2. The Lost Colony, Roanoke, 1590.
Located in present day Dare County, North Carolina, Roanoke Island was the site of an English colony planned by Sir Walter Raleigh. First populated by settlers in 1585, the last 115 settlers were dropped off in 1587 and they were never seen again (by other English people). The colony was visited by an English expedition that found all the settlers gone, and only a single skeleton and the word “Croatoan” carved onto a fence post. The homes and other structures had been taken apart, implying an unhurried exodus, but no trace of the colonists was found then or since. Investigations then and now continue to fail to find out what had happened. Did the Spanish displace the settlers? Did local Native Americans evict the white people? Did the colonists migrate of their own accord because of a lack of food or illness? Perhaps someday we will know, but for now it is still a mystery. Cracked note: A signal had been arranged whereas the colonists would carve a Maltese cross on a tree or building if they had been forced out of the colony, but no such signal was ever found. Historical note: In 1587 the first European baby born in the New World was Virginia Dare, who of course disappeared with everyone else.
1. Amelia Earhart, 1937.
Probably the most famous aviatrix of all time, Earhart was quite a celebrity when she attempted an around the world flight in her Lockheed Electra twin engine airplane with one crew member (navigator Fred Noonan). The airplane and both people disappeared somewhere over the Pacific Ocean and has not been seen since. Thus, we do not know what happened. Theories include running out of gas, engine trouble, landing on the wrong island, shot down and or captured by Japanese and who knows what else. In any case, this incident is arguably the most famous disappearance in history, and the mystery persists to this day. Earhart had earned the Distinguished Flying Cross medal and numerous other honors, and besides being a record setting pilot she was also an advocate for women’s rights. She was only 40 years old when she disappeared and was declared dead by the government in 1939. She lives on in books and movies about her and is still the first woman one thinks of when thinking of women pilots. A recent example of the fame she still commands is the 2009 major motion picture, Amelia, starring Hilary Swank.

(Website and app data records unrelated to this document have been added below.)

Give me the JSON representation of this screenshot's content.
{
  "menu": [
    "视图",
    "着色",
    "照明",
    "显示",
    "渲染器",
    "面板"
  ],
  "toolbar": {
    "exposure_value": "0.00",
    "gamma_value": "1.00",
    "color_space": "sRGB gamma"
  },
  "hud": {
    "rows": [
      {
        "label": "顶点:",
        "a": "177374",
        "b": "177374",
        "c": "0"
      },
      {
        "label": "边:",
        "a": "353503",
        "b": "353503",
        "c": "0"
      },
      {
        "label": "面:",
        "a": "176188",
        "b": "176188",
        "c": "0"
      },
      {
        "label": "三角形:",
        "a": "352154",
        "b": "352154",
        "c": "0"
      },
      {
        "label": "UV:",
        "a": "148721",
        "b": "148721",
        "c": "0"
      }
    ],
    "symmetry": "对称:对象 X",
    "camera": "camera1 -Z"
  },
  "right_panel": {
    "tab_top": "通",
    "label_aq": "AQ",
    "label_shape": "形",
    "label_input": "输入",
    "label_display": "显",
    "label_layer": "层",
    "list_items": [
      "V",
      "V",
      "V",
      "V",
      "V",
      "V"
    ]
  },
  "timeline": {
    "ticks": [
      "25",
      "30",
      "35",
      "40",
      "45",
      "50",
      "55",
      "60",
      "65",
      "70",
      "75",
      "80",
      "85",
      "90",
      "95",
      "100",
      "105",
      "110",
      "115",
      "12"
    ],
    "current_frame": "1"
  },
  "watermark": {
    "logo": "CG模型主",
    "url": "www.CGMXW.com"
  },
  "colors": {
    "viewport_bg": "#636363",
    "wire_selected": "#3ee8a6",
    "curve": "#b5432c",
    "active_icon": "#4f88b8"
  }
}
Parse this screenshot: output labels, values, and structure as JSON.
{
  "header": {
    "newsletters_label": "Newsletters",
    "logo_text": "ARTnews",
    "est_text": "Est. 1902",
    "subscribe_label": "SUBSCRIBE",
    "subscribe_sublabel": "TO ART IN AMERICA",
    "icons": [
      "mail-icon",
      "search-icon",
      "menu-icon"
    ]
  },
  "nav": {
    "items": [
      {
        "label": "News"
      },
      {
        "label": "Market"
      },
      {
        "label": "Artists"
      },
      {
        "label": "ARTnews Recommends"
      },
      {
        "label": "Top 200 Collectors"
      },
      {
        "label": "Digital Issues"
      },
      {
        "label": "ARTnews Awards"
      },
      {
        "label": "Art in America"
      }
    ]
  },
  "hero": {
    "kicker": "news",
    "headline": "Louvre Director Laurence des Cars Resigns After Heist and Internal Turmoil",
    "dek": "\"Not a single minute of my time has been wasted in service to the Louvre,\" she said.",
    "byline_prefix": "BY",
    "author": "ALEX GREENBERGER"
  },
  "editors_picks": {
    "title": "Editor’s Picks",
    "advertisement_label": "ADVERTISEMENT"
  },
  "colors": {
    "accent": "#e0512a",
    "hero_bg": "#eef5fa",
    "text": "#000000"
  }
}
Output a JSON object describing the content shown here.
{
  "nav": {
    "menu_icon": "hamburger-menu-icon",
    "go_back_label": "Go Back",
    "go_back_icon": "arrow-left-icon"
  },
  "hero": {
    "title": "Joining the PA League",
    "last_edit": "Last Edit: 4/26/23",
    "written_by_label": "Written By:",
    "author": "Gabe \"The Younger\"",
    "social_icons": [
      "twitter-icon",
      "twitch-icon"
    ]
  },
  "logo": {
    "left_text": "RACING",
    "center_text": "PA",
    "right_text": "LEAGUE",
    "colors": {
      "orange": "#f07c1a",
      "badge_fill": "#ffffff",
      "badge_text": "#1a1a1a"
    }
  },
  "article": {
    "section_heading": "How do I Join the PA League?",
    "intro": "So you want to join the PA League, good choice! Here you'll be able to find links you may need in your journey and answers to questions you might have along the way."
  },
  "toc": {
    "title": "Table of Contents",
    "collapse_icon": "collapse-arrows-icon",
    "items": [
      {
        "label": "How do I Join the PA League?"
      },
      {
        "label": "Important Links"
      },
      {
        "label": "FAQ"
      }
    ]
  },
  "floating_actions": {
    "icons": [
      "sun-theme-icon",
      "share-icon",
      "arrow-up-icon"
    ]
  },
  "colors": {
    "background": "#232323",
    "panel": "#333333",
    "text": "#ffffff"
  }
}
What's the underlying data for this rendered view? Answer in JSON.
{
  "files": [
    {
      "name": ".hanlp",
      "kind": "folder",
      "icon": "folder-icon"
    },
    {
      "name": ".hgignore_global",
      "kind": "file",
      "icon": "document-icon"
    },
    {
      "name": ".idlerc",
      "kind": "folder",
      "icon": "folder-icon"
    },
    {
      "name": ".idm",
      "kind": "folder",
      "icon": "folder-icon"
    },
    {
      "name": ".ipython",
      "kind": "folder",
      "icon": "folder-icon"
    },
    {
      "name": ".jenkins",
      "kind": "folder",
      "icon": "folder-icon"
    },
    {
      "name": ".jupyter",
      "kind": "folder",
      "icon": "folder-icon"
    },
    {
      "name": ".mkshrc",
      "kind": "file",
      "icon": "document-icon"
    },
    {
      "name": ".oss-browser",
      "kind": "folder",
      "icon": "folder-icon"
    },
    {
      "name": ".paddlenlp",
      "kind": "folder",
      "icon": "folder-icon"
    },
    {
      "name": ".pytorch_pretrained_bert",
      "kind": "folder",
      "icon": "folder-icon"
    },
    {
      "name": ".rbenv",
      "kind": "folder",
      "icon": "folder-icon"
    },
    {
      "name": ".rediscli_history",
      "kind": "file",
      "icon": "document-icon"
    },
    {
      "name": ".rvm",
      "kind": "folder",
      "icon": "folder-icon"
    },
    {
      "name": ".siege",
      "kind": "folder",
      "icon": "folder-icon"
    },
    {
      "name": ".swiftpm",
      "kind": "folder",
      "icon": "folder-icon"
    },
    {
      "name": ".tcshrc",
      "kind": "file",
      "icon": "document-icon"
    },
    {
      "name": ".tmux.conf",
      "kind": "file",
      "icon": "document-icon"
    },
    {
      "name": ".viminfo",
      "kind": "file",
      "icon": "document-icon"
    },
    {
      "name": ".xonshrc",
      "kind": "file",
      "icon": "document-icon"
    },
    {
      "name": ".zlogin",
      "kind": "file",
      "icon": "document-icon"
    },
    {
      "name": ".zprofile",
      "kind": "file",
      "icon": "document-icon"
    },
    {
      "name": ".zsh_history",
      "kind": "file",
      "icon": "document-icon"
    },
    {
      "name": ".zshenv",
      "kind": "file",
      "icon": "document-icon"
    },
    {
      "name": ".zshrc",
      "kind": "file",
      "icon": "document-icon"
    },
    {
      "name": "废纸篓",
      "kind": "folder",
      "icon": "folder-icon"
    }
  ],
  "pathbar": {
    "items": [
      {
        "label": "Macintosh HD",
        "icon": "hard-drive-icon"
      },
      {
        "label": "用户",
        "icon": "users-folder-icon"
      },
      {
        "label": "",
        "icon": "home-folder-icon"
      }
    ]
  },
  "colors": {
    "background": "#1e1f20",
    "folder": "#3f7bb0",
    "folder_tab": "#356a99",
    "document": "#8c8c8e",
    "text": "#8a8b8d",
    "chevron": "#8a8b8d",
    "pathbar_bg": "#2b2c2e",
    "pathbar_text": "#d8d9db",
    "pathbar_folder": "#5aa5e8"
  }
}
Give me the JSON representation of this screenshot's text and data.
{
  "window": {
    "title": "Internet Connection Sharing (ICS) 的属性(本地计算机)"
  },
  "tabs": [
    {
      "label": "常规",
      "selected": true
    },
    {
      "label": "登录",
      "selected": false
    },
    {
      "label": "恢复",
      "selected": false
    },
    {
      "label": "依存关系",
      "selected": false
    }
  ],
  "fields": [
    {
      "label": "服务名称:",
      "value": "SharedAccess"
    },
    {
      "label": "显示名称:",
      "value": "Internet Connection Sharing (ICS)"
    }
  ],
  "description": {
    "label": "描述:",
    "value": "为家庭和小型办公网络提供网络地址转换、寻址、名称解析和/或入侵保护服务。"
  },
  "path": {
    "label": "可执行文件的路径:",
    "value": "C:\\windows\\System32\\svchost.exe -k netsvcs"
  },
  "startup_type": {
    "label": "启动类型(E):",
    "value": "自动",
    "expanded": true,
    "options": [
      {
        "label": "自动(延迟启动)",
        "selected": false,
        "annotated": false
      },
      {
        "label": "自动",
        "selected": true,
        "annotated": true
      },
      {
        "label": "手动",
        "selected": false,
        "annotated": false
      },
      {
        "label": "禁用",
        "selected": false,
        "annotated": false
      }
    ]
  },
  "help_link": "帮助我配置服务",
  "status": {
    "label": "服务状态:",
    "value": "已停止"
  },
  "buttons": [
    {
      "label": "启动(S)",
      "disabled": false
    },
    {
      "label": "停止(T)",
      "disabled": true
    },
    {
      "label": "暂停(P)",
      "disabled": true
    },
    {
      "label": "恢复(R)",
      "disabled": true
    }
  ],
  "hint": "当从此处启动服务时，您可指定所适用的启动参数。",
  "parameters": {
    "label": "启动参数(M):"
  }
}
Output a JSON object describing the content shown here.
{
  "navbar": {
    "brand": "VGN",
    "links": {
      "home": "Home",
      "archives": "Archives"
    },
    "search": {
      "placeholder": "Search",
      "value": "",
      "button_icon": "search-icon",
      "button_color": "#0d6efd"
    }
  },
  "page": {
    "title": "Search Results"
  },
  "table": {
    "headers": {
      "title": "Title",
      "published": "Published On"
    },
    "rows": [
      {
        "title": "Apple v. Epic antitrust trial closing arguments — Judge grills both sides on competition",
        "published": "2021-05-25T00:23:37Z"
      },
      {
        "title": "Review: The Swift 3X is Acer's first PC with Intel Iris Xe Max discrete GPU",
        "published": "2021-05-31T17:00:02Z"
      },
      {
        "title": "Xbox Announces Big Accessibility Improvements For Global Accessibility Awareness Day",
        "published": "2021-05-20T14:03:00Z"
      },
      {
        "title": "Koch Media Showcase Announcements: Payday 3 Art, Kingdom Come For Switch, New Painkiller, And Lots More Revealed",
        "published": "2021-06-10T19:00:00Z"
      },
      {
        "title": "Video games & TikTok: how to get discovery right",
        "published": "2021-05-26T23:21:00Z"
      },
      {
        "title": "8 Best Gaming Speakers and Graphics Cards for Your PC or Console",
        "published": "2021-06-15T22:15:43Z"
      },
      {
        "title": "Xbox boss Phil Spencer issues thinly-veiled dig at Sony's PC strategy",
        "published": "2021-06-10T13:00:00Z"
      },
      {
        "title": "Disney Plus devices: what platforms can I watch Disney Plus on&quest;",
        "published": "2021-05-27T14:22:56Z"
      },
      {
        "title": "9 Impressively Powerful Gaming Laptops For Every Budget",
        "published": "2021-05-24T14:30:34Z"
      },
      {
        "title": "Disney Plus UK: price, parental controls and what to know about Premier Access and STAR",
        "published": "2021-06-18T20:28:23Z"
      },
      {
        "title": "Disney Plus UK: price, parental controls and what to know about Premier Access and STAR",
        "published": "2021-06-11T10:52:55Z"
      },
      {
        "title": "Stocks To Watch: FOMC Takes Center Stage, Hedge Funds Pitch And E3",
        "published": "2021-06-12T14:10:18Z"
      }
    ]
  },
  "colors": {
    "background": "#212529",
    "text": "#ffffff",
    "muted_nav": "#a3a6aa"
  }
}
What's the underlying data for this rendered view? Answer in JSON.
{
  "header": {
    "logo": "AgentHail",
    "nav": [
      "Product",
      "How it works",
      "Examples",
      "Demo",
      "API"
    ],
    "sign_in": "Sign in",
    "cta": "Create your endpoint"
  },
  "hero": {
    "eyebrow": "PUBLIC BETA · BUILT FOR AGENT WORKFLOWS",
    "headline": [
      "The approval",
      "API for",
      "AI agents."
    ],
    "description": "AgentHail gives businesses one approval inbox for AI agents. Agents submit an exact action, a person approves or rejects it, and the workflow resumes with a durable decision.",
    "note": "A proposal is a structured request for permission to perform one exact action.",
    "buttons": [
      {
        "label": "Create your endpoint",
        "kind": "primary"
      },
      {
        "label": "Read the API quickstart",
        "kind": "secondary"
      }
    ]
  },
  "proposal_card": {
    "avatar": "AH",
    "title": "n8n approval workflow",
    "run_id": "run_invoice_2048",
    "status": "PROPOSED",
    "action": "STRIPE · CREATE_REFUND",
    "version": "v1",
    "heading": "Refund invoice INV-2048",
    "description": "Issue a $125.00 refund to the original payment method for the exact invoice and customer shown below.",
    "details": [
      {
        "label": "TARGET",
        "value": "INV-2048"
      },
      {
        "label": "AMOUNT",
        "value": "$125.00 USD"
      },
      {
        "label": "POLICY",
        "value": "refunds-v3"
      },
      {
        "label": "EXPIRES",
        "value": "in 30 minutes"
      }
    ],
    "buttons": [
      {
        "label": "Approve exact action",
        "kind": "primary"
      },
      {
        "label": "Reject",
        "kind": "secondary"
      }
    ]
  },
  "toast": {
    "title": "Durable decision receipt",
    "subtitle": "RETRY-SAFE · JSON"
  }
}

Question for students (and subscribers): Do we need a sequel? Please let us know in the comments section below this article.
Your readership is much appreciated!
For more information, please see…
Heest, V. O. van. Fatal Crossing: The Mysterious Disappearance of NWA Flight 2501 and the Quest for Answers. In-Depth Editions, LLC, 2013.
Redfern, Nick. Close Encounters of the Fatal Kind: Suspicious Deaths, Mysterious Murders, and Bizarre Disappearances in UFO History. New Page Books, 2014.
Richardson, Ross. Still Missing: Rethinking the D.B. Cooper Case and other Mysterious Unsolved Disappearances. Terra Mysteria Media, 2014.